WHAT TO PRODUCE:
Pictures in the data must not be copied, but everything else should be output exactly.

─── RECORDS SHOWN

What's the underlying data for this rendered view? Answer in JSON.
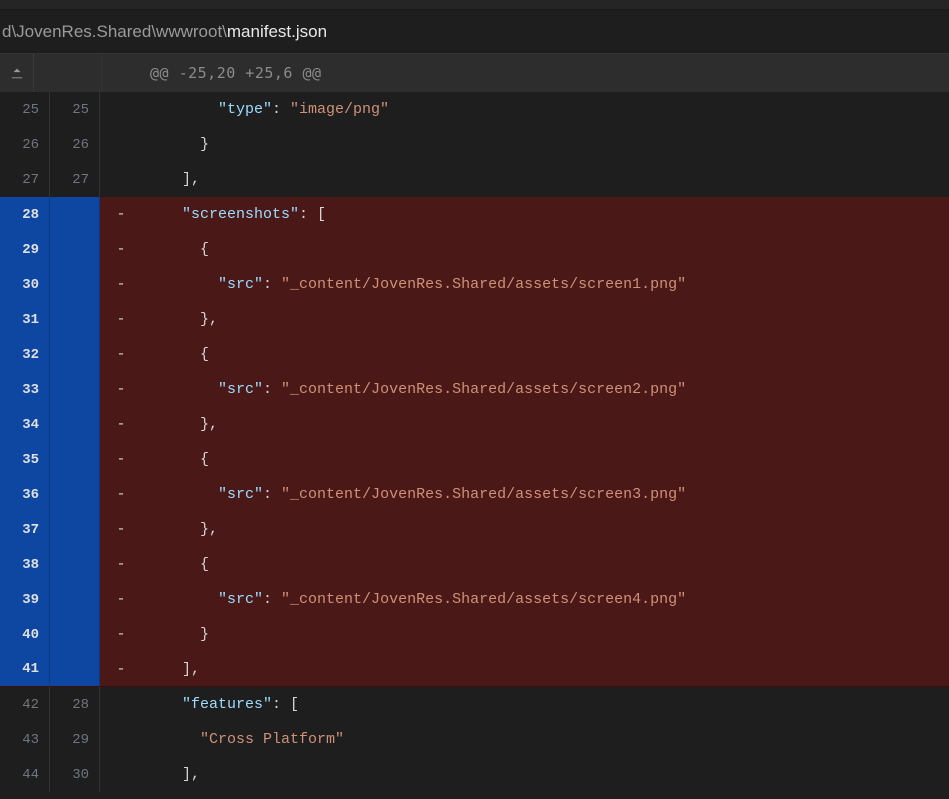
{
  "file": {
    "path_prefix": "d\\JovenRes.Shared\\wwwroot\\",
    "filename": "manifest.json"
  },
  "hunk": {
    "header": "@@ -25,20 +25,6 @@"
  },
  "rows": [
    {
      "type": "ctx",
      "l": "25",
      "r": "25",
      "indent": 4,
      "segs": [
        {
          "t": "\"type\"",
          "c": "key"
        },
        {
          "t": ": ",
          "c": "punct"
        },
        {
          "t": "\"image/png\"",
          "c": "str"
        }
      ]
    },
    {
      "type": "ctx",
      "l": "26",
      "r": "26",
      "indent": 3,
      "segs": [
        {
          "t": "}",
          "c": "punct"
        }
      ]
    },
    {
      "type": "ctx",
      "l": "27",
      "r": "27",
      "indent": 2,
      "segs": [
        {
          "t": "],",
          "c": "punct"
        }
      ]
    },
    {
      "type": "del",
      "l": "28",
      "r": "",
      "indent": 2,
      "segs": [
        {
          "t": "\"screenshots\"",
          "c": "key"
        },
        {
          "t": ": [",
          "c": "punct"
        }
      ]
    },
    {
      "type": "del",
      "l": "29",
      "r": "",
      "indent": 3,
      "segs": [
        {
          "t": "{",
          "c": "punct"
        }
      ]
    },
    {
      "type": "del",
      "l": "30",
      "r": "",
      "indent": 4,
      "segs": [
        {
          "t": "\"src\"",
          "c": "key"
        },
        {
          "t": ": ",
          "c": "punct"
        },
        {
          "t": "\"_content/JovenRes.Shared/assets/screen1.png\"",
          "c": "str"
        }
      ]
    },
    {
      "type": "del",
      "l": "31",
      "r": "",
      "indent": 3,
      "segs": [
        {
          "t": "},",
          "c": "punct"
        }
      ]
    },
    {
      "type": "del",
      "l": "32",
      "r": "",
      "indent": 3,
      "segs": [
        {
          "t": "{",
          "c": "punct"
        }
      ]
    },
    {
      "type": "del",
      "l": "33",
      "r": "",
      "indent": 4,
      "segs": [
        {
          "t": "\"src\"",
          "c": "key"
        },
        {
          "t": ": ",
          "c": "punct"
        },
        {
          "t": "\"_content/JovenRes.Shared/assets/screen2.png\"",
          "c": "str"
        }
      ]
    },
    {
      "type": "del",
      "l": "34",
      "r": "",
      "indent": 3,
      "segs": [
        {
          "t": "},",
          "c": "punct"
        }
      ]
    },
    {
      "type": "del",
      "l": "35",
      "r": "",
      "indent": 3,
      "segs": [
        {
          "t": "{",
          "c": "punct"
        }
      ]
    },
    {
      "type": "del",
      "l": "36",
      "r": "",
      "indent": 4,
      "segs": [
        {
          "t": "\"src\"",
          "c": "key"
        },
        {
          "t": ": ",
          "c": "punct"
        },
        {
          "t": "\"_content/JovenRes.Shared/assets/screen3.png\"",
          "c": "str"
        }
      ]
    },
    {
      "type": "del",
      "l": "37",
      "r": "",
      "indent": 3,
      "segs": [
        {
          "t": "},",
          "c": "punct"
        }
      ]
    },
    {
      "type": "del",
      "l": "38",
      "r": "",
      "indent": 3,
      "segs": [
        {
          "t": "{",
          "c": "punct"
        }
      ]
    },
    {
      "type": "del",
      "l": "39",
      "r": "",
      "indent": 4,
      "segs": [
        {
          "t": "\"src\"",
          "c": "key"
        },
        {
          "t": ": ",
          "c": "punct"
        },
        {
          "t": "\"_content/JovenRes.Shared/assets/screen4.png\"",
          "c": "str"
        }
      ]
    },
    {
      "type": "del",
      "l": "40",
      "r": "",
      "indent": 3,
      "segs": [
        {
          "t": "}",
          "c": "punct"
        }
      ]
    },
    {
      "type": "del",
      "l": "41",
      "r": "",
      "indent": 2,
      "last": true,
      "segs": [
        {
          "t": "],",
          "c": "punct"
        }
      ]
    },
    {
      "type": "ctx",
      "l": "42",
      "r": "28",
      "indent": 2,
      "segs": [
        {
          "t": "\"features\"",
          "c": "key"
        },
        {
          "t": ": [",
          "c": "punct"
        }
      ]
    },
    {
      "type": "ctx",
      "l": "43",
      "r": "29",
      "indent": 3,
      "segs": [
        {
          "t": "\"Cross Platform\"",
          "c": "str"
        }
      ]
    },
    {
      "type": "ctx",
      "l": "44",
      "r": "30",
      "indent": 2,
      "segs": [
        {
          "t": "],",
          "c": "punct"
        }
      ]
    }
  ]
}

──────

SOLUTION TO THIS PROBLEM:
What's the underlying data for this rendered view? Answer in JSON.
{
  "file": {
    "path_prefix": "d\\JovenRes.Shared\\wwwroot\\",
    "filename": "manifest.json"
  },
  "hunk": {
    "header": "@@ -25,20 +25,6 @@"
  },
  "rows": [
    {
      "type": "ctx",
      "l": "25",
      "r": "25",
      "indent": 4,
      "segs": [
        {
          "t": "\"type\"",
          "c": "key"
        },
        {
          "t": ": ",
          "c": "punct"
        },
        {
          "t": "\"image/png\"",
          "c": "str"
        }
      ]
    },
    {
      "type": "ctx",
      "l": "26",
      "r": "26",
      "indent": 3,
      "segs": [
        {
          "t": "}",
          "c": "punct"
        }
      ]
    },
    {
      "type": "ctx",
      "l": "27",
      "r": "27",
      "indent": 2,
      "segs": [
        {
          "t": "],",
          "c": "punct"
        }
      ]
    },
    {
      "type": "del",
      "l": "28",
      "r": "",
      "indent": 2,
      "segs": [
        {
          "t": "\"screenshots\"",
          "c": "key"
        },
        {
          "t": ": [",
          "c": "punct"
        }
      ]
    },
    {
      "type": "del",
      "l": "29",
      "r": "",
      "indent": 3,
      "segs": [
        {
          "t": "{",
          "c": "punct"
        }
      ]
    },
    {
      "type": "del",
      "l": "30",
      "r": "",
      "indent": 4,
      "segs": [
        {
          "t": "\"src\"",
          "c": "key"
        },
        {
          "t": ": ",
          "c": "punct"
        },
        {
          "t": "\"_content/JovenRes.Shared/assets/screen1.png\"",
          "c": "str"
        }
      ]
    },
    {
      "type": "del",
      "l": "31",
      "r": "",
      "indent": 3,
      "segs": [
        {
          "t": "},",
          "c": "punct"
        }
      ]
    },
    {
      "type": "del",
      "l": "32",
      "r": "",
      "indent": 3,
      "segs": [
        {
          "t": "{",
          "c": "punct"
        }
      ]
    },
    {
      "type": "del",
      "l": "33",
      "r": "",
      "indent": 4,
      "segs": [
        {
          "t": "\"src\"",
          "c": "key"
        },
        {
          "t": ": ",
          "c": "punct"
        },
        {
          "t": "\"_content/JovenRes.Shared/assets/screen2.png\"",
          "c": "str"
        }
      ]
    },
    {
      "type": "del",
      "l": "34",
      "r": "",
      "indent": 3,
      "segs": [
        {
          "t": "},",
          "c": "punct"
        }
      ]
    },
    {
      "type": "del",
      "l": "35",
      "r": "",
      "indent": 3,
      "segs": [
        {
          "t": "{",
          "c": "punct"
        }
      ]
    },
    {
      "type": "del",
      "l": "36",
      "r": "",
      "indent": 4,
      "segs": [
        {
          "t": "\"src\"",
          "c": "key"
        },
        {
          "t": ": ",
          "c": "punct"
        },
        {
          "t": "\"_content/JovenRes.Shared/assets/screen3.png\"",
          "c": "str"
        }
      ]
    },
    {
      "type": "del",
      "l": "37",
      "r": "",
      "indent": 3,
      "segs": [
        {
          "t": "},",
          "c": "punct"
        }
      ]
    },
    {
      "type": "del",
      "l": "38",
      "r": "",
      "indent": 3,
      "segs": [
        {
          "t": "{",
          "c": "punct"
        }
      ]
    },
    {
      "type": "del",
      "l": "39",
      "r": "",
      "indent": 4,
      "segs": [
        {
          "t": "\"src\"",
          "c": "key"
        },
        {
          "t": ": ",
          "c": "punct"
        },
        {
          "t": "\"_content/JovenRes.Shared/assets/screen4.png\"",
          "c": "str"
        }
      ]
    },
    {
      "type": "del",
      "l": "40",
      "r": "",
      "indent": 3,
      "segs": [
        {
          "t": "}",
          "c": "punct"
        }
      ]
    },
    {
      "type": "del",
      "l": "41",
      "r": "",
      "indent": 2,
      "last": true,
      "segs": [
        {
          "t": "],",
          "c": "punct"
        }
      ]
    },
    {
      "type": "ctx",
      "l": "42",
      "r": "28",
      "indent": 2,
      "segs": [
        {
          "t": "\"features\"",
          "c": "key"
        },
        {
          "t": ": [",
          "c": "punct"
        }
      ]
    },
    {
      "type": "ctx",
      "l": "43",
      "r": "29",
      "indent": 3,
      "segs": [
        {
          "t": "\"Cross Platform\"",
          "c": "str"
        }
      ]
    },
    {
      "type": "ctx",
      "l": "44",
      "r": "30",
      "indent": 2,
      "segs": [
        {
          "t": "],",
          "c": "punct"
        }
      ]
    }
  ]
}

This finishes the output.